Few artists have expanded the scope of monumental sculpture and installation more than Jan De Cock (1976). Since early 2000 the artist develops work on the verge between sculpture, architecture, photography, painting and film, radically dismantling our strategies of perception. Whether you consider his monumental DENKMAL-series (Tate Modern, London; MoMA, New York), REPROMOTION (Bozar, Brussels) or the compressed bas-reliefs from the series Jacqueline Kennedy Onassis (Staatliche Kunsthalle, Baden Baden), De Cock develops a unique visual language that is rooted as much in art history as in everyday utilitarian structures, putting perspectives on art and the world in motion.
SCULPTURECOMMUNISM is part of the series EVERYTHING FOR YOU, with which De Cock since 2013 travels the world, from Kiev to Havana, looking for a radical shift in the relationship between his work and the society of which it is part. With seemingly simple interventions in basic materials such as wood, paint and plaster, De Cock intervenes with his work directly in public space. By responding to the sight lines and material properties of the environment, a Gesamtkunstwerk is created that directly communicates with the world, regardless of the market and perception mechanisms of the art world. The presentation at Office Baroque means both a culmination as a next step in this process.
Central to the exhibition are eight new compositions or MOTIFS, a unique series of sculptural work that neither stands, hangs nor lies, but leans against the walls of the gallery, as if without the outside world it literally could not exist. The vertical structures not only appear as pedestals for art, but also allude to shelves for consumer goods and even panels for a demonstration. They support still lifes of everyday objects like cans, nuts or autonomous wooden structures. But although base and work seem separated, by their pictorial treatment with paint and plaster they conjoin into one heterogeneous sculpture, visible along quite different perspectives and also determined by this changing angle. Built from raw fiberboard, with visible sketch lines and seemingly hastily painted, the MOTIFS seem a monumental exercise in progress. And blurring the line between functionality and aesthetics, meticulously planned structures and apparent sketchiness, between merchandise and art, they literally put perception in motion. Just as in the case of a block of Carrara marble that is supported by one of the sculptures, everything one is able to register is in a sense basic material awaiting further processing, if only by the shift in perspective.

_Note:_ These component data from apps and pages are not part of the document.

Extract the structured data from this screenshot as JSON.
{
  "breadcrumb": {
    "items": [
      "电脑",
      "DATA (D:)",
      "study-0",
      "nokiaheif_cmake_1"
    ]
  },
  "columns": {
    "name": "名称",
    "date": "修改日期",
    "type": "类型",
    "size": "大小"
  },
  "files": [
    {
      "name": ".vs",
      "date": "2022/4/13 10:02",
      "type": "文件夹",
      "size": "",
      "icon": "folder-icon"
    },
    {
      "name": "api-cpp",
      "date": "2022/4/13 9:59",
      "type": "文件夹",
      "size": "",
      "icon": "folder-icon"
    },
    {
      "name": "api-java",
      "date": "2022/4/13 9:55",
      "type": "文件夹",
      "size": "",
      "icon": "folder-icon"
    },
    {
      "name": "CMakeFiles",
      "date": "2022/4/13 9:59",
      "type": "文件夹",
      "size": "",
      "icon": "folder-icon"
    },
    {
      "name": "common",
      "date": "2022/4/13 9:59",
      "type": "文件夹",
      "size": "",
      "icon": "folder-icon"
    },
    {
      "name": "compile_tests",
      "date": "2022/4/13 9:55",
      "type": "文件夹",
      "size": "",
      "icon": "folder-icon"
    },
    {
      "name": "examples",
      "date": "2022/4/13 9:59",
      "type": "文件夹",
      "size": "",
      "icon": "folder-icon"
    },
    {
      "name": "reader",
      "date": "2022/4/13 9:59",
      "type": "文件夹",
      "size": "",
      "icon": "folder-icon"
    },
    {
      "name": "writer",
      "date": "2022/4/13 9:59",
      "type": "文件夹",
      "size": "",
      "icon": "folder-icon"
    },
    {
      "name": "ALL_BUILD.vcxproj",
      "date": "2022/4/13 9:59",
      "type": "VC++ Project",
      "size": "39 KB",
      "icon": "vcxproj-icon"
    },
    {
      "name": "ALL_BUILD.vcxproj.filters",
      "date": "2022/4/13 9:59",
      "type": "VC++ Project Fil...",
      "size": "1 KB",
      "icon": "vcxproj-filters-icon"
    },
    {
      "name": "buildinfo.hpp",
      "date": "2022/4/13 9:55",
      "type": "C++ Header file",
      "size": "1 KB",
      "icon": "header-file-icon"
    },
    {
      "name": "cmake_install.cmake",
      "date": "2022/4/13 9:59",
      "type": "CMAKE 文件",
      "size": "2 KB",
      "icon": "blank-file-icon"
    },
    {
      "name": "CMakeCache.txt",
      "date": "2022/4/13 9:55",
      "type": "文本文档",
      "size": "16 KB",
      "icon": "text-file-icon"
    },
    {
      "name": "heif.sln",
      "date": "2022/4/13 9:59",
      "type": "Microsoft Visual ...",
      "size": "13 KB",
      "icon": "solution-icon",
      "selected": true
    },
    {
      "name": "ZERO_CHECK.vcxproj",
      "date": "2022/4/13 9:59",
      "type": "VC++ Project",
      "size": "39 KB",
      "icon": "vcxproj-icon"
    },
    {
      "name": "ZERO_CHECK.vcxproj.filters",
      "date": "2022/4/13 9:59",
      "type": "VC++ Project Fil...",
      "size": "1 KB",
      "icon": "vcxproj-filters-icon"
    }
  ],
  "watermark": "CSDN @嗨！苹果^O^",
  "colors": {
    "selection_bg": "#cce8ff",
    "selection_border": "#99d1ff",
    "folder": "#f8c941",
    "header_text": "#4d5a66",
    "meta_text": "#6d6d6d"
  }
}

The same questioning of set limits happens between art and everyday life. A series of memorial papers provide a rich overview of the interventions that De Cock made within the most diverse locations and exotic cultures. The radical gesture to respond with humble materials to the parameters of the environment makes his art blend seamlessly with everyday reality, by which the latter seems just as transformable and in progress as the sculptures themselves. Under the banner of SCULPTURECOMMUNISM, De Cock assesses not only the common underlying structure of reality. The power of the communal lies precisely in bringing together what we see in every day life as strict opposites: the abstract and the figurative, the exotic and the familiar, the symbolic and the concrete, the static and changing, ideology and practice, art and life. Just as each sculpture is made up of a collection of different wooden elements, the work is not completed until the forces of creator and spectator join, in the personal experience of the sculptures along their different facets.
How radically this new shift in SCULPTURECOMMUNISM may be, De Cock charges it resolutely with a reinterpretation of tradition: the pictorial ambiguity from the still lifes of Morandi, the slender movement expression of Giacometti, the social symbolism of Beuys, the monumental instability of Serra, the constructivist exploration of basic shapes, they run like beacons through the questions De Cock evokes with his work, and generate an epic reflection on daily reality. The MOTIFS of SCULPTURECOMMUNISM conserve and propagate, not so much the products they carry, but the freedom to transgress what we know, and to reform reality from that renewed perspective.
With SCULPTURECOMMUNISM, Jan De Cock presents his first solo exhibition in his hometown Brussels since his critically acclaimed project REPROMOTION in Bozar in 2009. This exhibition inaugurates the collaboration between Office Baroque and Jan De Cock. Works by Jan De Cock are included in prominent collections as Centre Pompidou, Paris; Stedelijk Museum, Amsterdam; Museum of Modern Art, New York and Tate Modern, London. Between February 21st and May 31st, work of Jan De Cock will be included in the exhibition (Un)Möglich, Künstler as Architektenat in MARTa Herford.